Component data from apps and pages
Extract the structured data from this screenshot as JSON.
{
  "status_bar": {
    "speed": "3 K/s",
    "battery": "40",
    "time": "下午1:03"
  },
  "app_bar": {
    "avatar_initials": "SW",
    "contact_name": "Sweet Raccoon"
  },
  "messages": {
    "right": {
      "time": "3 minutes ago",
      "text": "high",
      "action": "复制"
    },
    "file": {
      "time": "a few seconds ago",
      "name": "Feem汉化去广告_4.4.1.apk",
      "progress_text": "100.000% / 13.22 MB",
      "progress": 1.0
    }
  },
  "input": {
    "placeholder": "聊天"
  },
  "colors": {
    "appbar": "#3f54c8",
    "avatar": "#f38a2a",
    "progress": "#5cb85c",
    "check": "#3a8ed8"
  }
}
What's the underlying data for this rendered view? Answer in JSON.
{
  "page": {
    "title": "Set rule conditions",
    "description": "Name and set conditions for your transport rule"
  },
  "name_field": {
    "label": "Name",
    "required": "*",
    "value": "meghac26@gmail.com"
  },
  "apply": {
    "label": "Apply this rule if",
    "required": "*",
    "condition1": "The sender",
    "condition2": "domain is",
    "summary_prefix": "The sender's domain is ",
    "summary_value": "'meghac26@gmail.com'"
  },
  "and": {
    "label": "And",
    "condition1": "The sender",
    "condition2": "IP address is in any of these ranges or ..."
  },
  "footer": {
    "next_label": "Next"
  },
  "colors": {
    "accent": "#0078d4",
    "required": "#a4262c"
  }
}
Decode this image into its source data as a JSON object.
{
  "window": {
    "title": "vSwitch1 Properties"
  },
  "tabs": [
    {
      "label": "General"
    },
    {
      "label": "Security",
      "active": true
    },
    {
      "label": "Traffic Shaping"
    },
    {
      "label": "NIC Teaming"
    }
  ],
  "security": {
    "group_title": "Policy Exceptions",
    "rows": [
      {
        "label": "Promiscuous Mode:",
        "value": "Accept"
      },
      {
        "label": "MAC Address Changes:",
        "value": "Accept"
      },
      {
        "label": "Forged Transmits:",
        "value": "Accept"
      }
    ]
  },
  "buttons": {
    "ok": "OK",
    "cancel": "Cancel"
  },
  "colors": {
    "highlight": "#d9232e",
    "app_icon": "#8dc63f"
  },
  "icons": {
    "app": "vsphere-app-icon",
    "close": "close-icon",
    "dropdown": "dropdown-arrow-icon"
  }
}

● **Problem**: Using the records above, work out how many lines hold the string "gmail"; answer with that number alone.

● **Final answer**: 2